So says Rev. Margaret Ann Jessup of
Douglas Avenue United Methodist
Church (DAUMC), who has seen the very
real needs and is certain of the possibility
for needs to be met in ways that have everlasting impact.
“I see how hard it is for women with children — to have kids to support and have
no money. It almost seems impossible,”
Jessup and the DAUMC support this message of hope through an innovative community program called Wooden It Be
Lovely. The goal of this program is to assist women living in poverty and battling
addiction by providing them with stable, paid employment refurbishing old
Photos By Bridget Shaw
It is DAUMC’s hope that the professional skills learned through this employment
will help these women, whose job titles
are “associates,” gain the skills necessary
to find and keep a full-time position in
A former associate, Jacqui Pitchford,
writes of her experience with the Wooden It Be Lovely program in a heartfelt letter to Jessup.
“Because of your generosity, my daughter
and I were able to remain in our home. I
With the help of volunteers, associates
don’t think I could have done this withspend 10-20 hours a week sanding, paint- out your help. Now, I am fully employed
ing, and organizing with the Wooden It
again, back on track, and moving forward
Be Lovely program. Along with work exto better things.”
perience, the DAUMC offers mentoring
workshops given by community volunAdds Jessup: “She came last weekend and
teers on resume writing, dressing profes- volunteered for the whole day.”
sionally, and working as a team.
Jessup explains that giving back is an imSince its first employee was hired in
portant lesson the program tries to instill.
March 2016, the program has seen sucThrough Pitchford’s continual support of
cess. Three women have overcome sethe associates and the program, she emrious drug addictions and some associbodies the vision of Wooden It Be Lovely.
ates have transitioned into more stable
Interacting with members of the community who seek greater good inspires
alongside these women.”
Jessup finds that the open-door policy
DAUMC upholds is very beneficial to the
program. The diversity of volunteers produces a variety of furniture pieces, but
more important is the interaction between the volunteers and associates.
Jessup reminds us that Wooden It Be
Lovely is not about creating and selling
Along with paying the associates, Wooden It Be Lovely donates 5 percent of its
profits to a charity. This last year, the program has been donating to Contact Ministries, a faith-based social services program that helps poverty level families.
Wooden It Be Lovely leans on the kindWooden It Be Lovely has three major furness and generosity of the community for niture sales a year. The next is tentativethe success of its program.
ly set for March 25. The program intends
to start listing its colorful creations on
DAUMC also relies on the community for Facebook.

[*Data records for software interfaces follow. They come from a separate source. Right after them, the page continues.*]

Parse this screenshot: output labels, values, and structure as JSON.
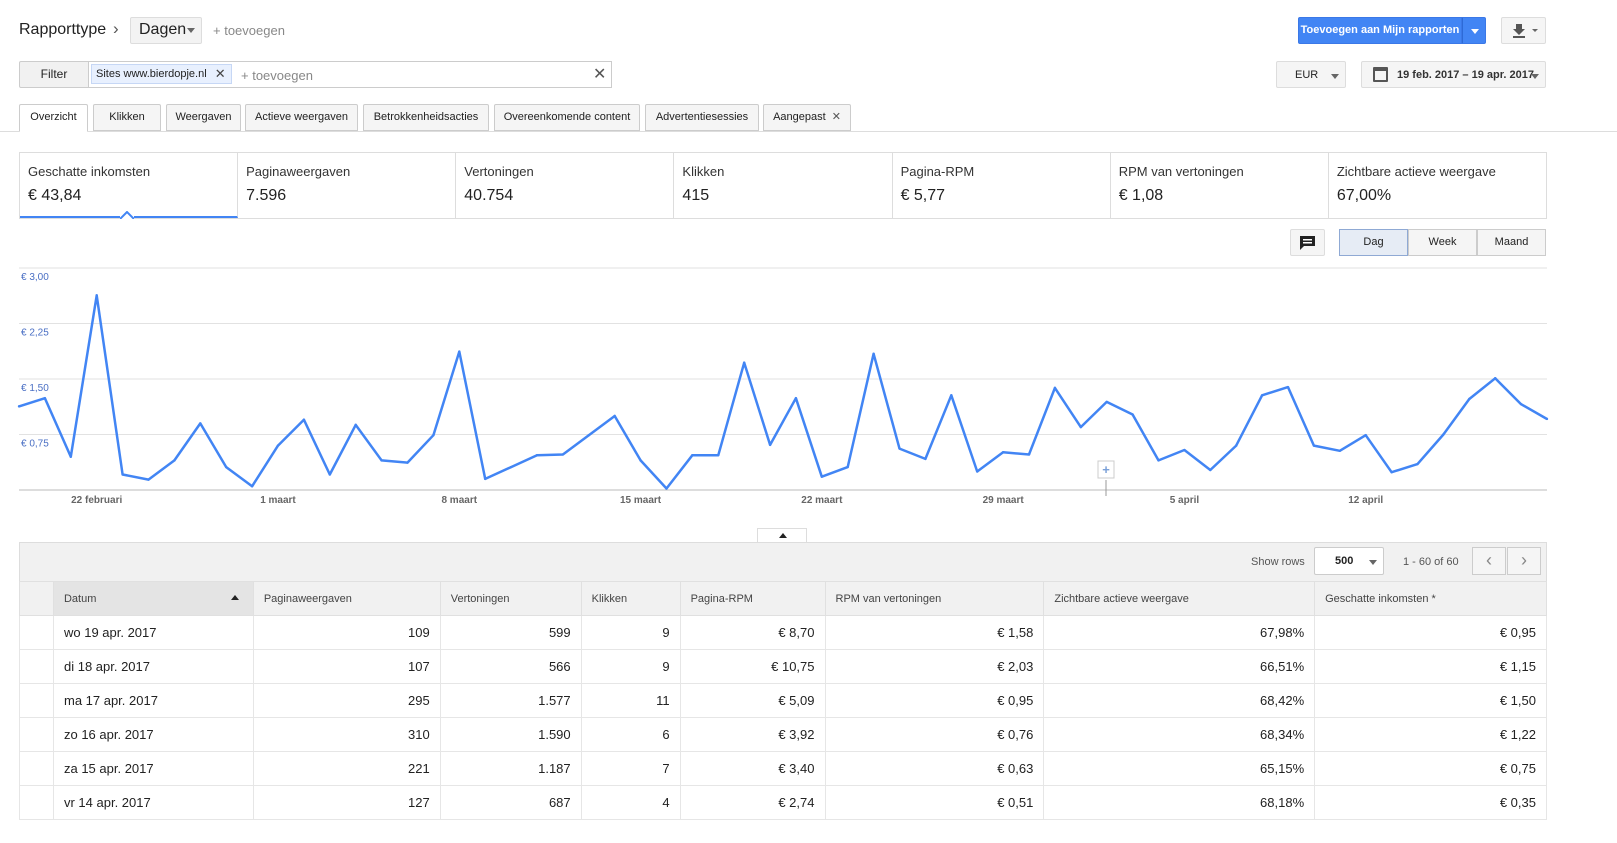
{
  "header": {
    "title": "Rapporttype",
    "dimension": "Dagen",
    "add_label": "+ toevoegen",
    "save_button": "Toevoegen aan Mijn rapporten",
    "accent": "#4285f4"
  },
  "filter": {
    "button": "Filter",
    "chip": "Sites www.bierdopje.nl",
    "add_label": "+ toevoegen",
    "currency": "EUR",
    "date_range": "19 feb. 2017 – 19 apr. 2017"
  },
  "tabs": [
    {
      "label": "Overzicht"
    },
    {
      "label": "Klikken"
    },
    {
      "label": "Weergaven"
    },
    {
      "label": "Actieve weergaven"
    },
    {
      "label": "Betrokkenheidsacties"
    },
    {
      "label": "Overeenkomende content"
    },
    {
      "label": "Advertentiesessies"
    },
    {
      "label": "Aangepast"
    }
  ],
  "metrics": [
    {
      "label": "Geschatte inkomsten",
      "value": "€ 43,84"
    },
    {
      "label": "Paginaweergaven",
      "value": "7.596"
    },
    {
      "label": "Vertoningen",
      "value": "40.754"
    },
    {
      "label": "Klikken",
      "value": "415"
    },
    {
      "label": "Pagina-RPM",
      "value": "€ 5,77"
    },
    {
      "label": "RPM van vertoningen",
      "value": "€ 1,08"
    },
    {
      "label": "Zichtbare actieve weergave",
      "value": "67,00%"
    }
  ],
  "granularity": {
    "day": "Dag",
    "week": "Week",
    "month": "Maand"
  },
  "chart_data": {
    "type": "line",
    "ylim": [
      0,
      3.0
    ],
    "yticks": [
      "€ 3,00",
      "€ 2,25",
      "€ 1,50",
      "€ 0,75"
    ],
    "ytick_values": [
      3.0,
      2.25,
      1.5,
      0.75
    ],
    "xtick_labels": [
      "22 februari",
      "1 maart",
      "8 maart",
      "15 maart",
      "22 maart",
      "29 maart",
      "5 april",
      "12 april"
    ],
    "xtick_indices": [
      3,
      10,
      17,
      24,
      31,
      38,
      45,
      52
    ],
    "line_color": "#4285f4",
    "grid": true,
    "values": [
      1.13,
      1.24,
      0.45,
      2.63,
      0.21,
      0.14,
      0.4,
      0.9,
      0.31,
      0.05,
      0.6,
      0.95,
      0.21,
      0.88,
      0.4,
      0.37,
      0.74,
      1.87,
      0.15,
      0.31,
      0.47,
      0.48,
      0.74,
      1.0,
      0.4,
      0.02,
      0.47,
      0.47,
      1.72,
      0.61,
      1.24,
      0.18,
      0.31,
      1.84,
      0.56,
      0.42,
      1.28,
      0.25,
      0.51,
      0.48,
      1.38,
      0.85,
      1.19,
      1.02,
      0.4,
      0.54,
      0.27,
      0.6,
      1.28,
      1.39,
      0.6,
      0.53,
      0.74,
      0.24,
      0.35,
      0.75,
      1.23,
      1.51,
      1.16,
      0.96
    ]
  },
  "table": {
    "show_rows_label": "Show rows",
    "rows_value": "500",
    "range_label": "1 - 60 of 60",
    "columns": [
      "Datum",
      "Paginaweergaven",
      "Vertoningen",
      "Klikken",
      "Pagina-RPM",
      "RPM van vertoningen",
      "Zichtbare actieve weergave",
      "Geschatte inkomsten *"
    ],
    "rows": [
      [
        "wo 19 apr. 2017",
        "109",
        "599",
        "9",
        "€ 8,70",
        "€ 1,58",
        "67,98%",
        "€ 0,95"
      ],
      [
        "di 18 apr. 2017",
        "107",
        "566",
        "9",
        "€ 10,75",
        "€ 2,03",
        "66,51%",
        "€ 1,15"
      ],
      [
        "ma 17 apr. 2017",
        "295",
        "1.577",
        "11",
        "€ 5,09",
        "€ 0,95",
        "68,42%",
        "€ 1,50"
      ],
      [
        "zo 16 apr. 2017",
        "310",
        "1.590",
        "6",
        "€ 3,92",
        "€ 0,76",
        "68,34%",
        "€ 1,22"
      ],
      [
        "za 15 apr. 2017",
        "221",
        "1.187",
        "7",
        "€ 3,40",
        "€ 0,63",
        "65,15%",
        "€ 0,75"
      ],
      [
        "vr 14 apr. 2017",
        "127",
        "687",
        "4",
        "€ 2,74",
        "€ 0,51",
        "68,18%",
        "€ 0,35"
      ]
    ]
  }
}
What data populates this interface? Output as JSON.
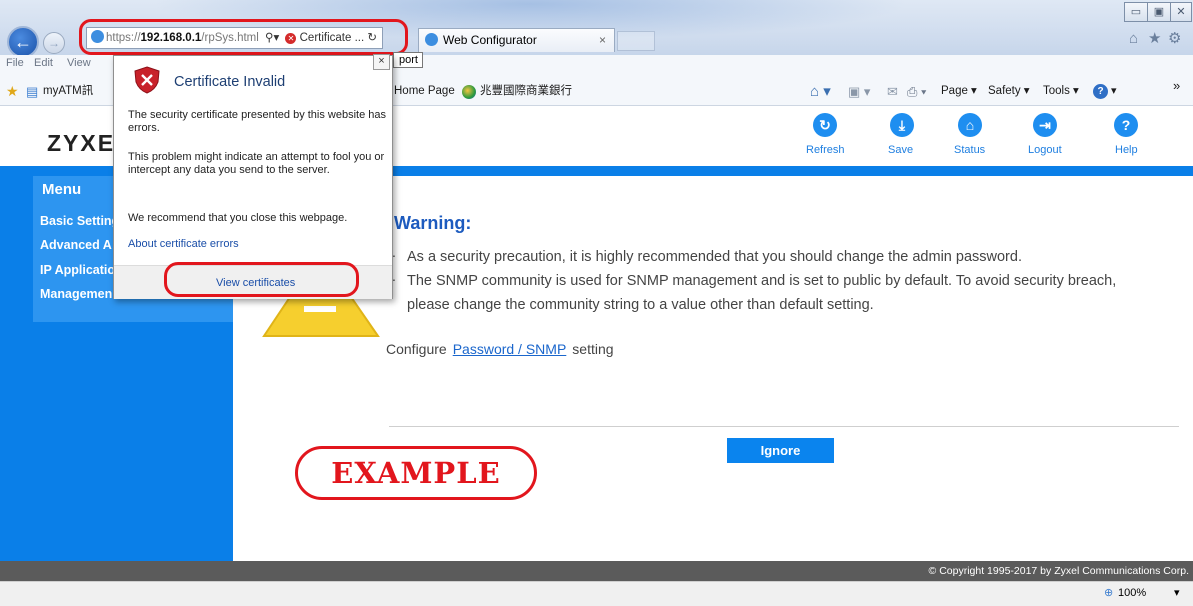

Jessup and the team encourthe donation of furniture. It welcomes
age interested buyers to like their Faceany wooden piece of furniture that is in
good repair. Other items requested by
But until their next sale, DAUMC extends
the associates and mentoring program
include paint brushes, paint, sand paper,
tools, screws, and knobs.
Along with a wish-list for the essentials,
Wooden It Be Lovely asks people to donate their time to the program. The program would love to have the support of
community volunteers for its biweekly
paint nights at the church. Jessup invites
everyone to help with the cause.
“The community is very interested,” Jessup says. “It is amazing how the community has responded. People from all walks
of life and faiths come to DAUMC to paint
Every Thursday DAUMC has a fundraising paint night, during which groups are
given specific pieces to paint with stepby-step instructions from one of the associates. Simply contact the program to
arrange a night of painting for a great
cause for your club, team, organization,
“It’s a way you can have fun and give back
at the same time,” Jessup says with an
Wooden It Be Lovely, with the support of
the community, has helped so many.
“The encouragement and positive
thoughts given to me by the amazing ladies in this group has been such a blessing to me,” writes Pitchford in her letter.
“The Wooden It Be Lovely program is so
valuable and has given me so much more
than a paycheck.”
For more information on the Wooden It
Be Lovely program visit
follow it on Facebook!